- SUPPLIED DATA -

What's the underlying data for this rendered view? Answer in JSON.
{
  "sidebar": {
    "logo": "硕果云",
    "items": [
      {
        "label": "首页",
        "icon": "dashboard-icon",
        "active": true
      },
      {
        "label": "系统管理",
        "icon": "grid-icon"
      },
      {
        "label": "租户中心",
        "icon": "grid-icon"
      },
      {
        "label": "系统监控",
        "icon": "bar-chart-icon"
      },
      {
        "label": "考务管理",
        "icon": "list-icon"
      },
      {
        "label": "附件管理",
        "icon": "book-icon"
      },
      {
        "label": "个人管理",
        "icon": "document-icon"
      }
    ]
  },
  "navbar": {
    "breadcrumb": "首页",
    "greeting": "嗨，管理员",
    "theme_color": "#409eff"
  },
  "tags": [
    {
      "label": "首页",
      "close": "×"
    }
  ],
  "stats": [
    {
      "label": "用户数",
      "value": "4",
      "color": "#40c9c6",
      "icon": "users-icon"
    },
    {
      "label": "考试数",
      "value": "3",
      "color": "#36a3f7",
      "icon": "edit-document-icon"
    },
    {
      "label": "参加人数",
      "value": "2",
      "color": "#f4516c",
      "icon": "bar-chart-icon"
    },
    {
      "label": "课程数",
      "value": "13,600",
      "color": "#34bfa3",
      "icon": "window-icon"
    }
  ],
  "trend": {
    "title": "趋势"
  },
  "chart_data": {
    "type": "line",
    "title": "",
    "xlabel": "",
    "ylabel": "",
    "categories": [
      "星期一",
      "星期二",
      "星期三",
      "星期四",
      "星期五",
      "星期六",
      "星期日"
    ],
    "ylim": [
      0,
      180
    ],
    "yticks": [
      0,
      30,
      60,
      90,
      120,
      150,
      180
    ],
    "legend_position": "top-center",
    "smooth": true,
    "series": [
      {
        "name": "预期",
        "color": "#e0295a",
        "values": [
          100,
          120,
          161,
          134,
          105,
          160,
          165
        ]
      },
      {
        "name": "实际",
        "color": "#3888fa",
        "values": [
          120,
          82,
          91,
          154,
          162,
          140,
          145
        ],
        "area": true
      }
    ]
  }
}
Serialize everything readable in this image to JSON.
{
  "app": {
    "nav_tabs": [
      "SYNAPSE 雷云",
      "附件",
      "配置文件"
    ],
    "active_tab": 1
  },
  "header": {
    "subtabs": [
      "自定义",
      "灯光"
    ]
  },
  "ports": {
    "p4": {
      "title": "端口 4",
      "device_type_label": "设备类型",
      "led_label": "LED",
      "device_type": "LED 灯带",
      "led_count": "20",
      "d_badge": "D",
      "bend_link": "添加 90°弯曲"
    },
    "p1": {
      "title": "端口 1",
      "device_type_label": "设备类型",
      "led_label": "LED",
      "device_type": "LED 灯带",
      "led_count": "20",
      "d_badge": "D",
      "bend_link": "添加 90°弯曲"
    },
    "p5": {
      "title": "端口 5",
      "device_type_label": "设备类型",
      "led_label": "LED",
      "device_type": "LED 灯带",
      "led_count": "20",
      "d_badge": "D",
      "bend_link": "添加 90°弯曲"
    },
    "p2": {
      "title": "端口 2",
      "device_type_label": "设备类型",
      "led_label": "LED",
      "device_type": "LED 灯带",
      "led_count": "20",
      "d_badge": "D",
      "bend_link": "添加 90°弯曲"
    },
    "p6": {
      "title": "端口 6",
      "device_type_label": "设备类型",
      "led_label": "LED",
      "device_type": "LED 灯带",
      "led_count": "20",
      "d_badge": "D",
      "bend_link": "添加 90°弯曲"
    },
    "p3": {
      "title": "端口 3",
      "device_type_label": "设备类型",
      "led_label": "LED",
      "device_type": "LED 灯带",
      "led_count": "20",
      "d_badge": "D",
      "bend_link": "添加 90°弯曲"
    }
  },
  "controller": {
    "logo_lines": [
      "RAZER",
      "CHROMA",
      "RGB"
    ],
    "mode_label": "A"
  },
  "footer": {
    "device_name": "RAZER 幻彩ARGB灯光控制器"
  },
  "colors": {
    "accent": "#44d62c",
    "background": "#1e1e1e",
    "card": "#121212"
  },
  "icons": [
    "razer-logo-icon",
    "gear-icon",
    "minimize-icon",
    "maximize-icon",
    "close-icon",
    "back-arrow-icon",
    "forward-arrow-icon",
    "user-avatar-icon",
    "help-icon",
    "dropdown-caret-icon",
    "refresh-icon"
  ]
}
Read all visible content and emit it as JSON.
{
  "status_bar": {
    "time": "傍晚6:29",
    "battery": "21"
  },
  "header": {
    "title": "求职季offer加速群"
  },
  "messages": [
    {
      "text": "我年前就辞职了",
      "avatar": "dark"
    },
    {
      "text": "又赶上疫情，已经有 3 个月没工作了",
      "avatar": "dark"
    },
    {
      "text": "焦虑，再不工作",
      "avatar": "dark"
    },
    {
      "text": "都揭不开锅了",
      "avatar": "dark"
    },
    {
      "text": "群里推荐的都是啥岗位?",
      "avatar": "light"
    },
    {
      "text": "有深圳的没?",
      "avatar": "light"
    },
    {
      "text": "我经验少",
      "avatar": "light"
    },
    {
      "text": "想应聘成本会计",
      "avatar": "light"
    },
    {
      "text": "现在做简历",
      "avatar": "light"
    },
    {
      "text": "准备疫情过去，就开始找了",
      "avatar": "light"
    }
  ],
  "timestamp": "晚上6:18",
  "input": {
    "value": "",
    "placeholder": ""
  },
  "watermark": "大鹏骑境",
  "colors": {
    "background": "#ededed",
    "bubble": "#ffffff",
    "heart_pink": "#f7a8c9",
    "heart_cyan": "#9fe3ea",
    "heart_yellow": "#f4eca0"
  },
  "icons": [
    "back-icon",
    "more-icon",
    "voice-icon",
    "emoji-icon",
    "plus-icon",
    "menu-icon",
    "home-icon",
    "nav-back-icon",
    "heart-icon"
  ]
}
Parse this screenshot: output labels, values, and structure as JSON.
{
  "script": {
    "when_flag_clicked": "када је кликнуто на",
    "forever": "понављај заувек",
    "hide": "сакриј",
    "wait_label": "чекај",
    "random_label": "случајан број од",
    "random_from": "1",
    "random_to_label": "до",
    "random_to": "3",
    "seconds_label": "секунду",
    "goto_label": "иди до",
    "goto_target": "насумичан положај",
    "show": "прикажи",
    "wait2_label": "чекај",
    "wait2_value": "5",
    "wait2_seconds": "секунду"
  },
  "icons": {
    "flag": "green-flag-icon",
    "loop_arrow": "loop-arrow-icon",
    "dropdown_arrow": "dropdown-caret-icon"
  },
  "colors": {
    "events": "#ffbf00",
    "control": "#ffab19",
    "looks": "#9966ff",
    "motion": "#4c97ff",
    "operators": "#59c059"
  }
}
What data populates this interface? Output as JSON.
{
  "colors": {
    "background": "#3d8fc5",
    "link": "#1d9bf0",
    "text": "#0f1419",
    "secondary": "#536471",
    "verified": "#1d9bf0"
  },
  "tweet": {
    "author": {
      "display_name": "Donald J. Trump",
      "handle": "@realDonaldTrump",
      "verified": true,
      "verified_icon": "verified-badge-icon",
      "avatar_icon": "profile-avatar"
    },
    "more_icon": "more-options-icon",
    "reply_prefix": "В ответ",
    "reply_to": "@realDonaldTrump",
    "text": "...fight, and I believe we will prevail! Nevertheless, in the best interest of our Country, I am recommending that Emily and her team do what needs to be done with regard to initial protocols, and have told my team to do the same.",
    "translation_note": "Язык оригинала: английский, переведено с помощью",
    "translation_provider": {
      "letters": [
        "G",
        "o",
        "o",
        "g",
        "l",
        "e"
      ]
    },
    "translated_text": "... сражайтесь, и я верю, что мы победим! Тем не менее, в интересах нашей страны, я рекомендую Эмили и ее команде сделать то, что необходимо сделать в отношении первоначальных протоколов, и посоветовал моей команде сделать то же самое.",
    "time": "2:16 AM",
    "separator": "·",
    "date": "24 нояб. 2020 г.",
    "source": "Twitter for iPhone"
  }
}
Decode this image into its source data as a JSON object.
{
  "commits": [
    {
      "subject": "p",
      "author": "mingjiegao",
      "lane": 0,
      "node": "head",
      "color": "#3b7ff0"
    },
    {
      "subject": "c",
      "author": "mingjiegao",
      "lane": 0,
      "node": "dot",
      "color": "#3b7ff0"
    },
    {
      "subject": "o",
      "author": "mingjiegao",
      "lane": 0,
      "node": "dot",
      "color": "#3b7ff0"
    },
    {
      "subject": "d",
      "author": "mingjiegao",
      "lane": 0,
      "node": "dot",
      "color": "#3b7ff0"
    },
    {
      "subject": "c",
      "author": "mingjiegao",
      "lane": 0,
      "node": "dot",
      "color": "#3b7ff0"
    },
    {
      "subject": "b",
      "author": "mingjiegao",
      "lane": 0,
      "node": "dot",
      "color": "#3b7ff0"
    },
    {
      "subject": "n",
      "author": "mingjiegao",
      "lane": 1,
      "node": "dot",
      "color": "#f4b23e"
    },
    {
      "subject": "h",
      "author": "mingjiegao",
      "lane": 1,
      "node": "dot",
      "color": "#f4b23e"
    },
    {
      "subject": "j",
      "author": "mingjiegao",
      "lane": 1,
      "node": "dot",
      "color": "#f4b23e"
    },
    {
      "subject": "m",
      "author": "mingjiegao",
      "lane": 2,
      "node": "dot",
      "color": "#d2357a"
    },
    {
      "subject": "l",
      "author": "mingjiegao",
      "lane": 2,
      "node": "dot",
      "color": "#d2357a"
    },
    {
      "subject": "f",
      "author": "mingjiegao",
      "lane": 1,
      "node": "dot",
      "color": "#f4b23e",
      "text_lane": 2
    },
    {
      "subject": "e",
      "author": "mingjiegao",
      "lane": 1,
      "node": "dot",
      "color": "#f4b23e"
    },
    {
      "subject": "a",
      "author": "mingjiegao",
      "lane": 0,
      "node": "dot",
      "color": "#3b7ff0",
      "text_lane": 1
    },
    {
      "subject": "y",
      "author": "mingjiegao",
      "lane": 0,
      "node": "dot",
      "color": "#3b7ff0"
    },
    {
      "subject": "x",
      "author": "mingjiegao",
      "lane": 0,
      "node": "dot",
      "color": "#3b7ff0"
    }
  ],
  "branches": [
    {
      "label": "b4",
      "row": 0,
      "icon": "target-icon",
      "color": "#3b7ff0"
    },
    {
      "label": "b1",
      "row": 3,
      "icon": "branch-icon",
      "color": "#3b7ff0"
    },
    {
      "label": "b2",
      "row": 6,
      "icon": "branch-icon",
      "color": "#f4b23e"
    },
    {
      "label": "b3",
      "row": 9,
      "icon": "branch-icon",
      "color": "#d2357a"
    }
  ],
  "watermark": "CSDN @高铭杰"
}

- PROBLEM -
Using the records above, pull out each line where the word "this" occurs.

- RESPONSE -
What's the underlying data for this rendered view? Answer in JSON.
Serialize everything readable in this image to JSON.
Parse this screenshot: output labels, values, and structure as JSON.
What data populates this interface? Output as JSON.
Decode this image into its source data as a JSON object.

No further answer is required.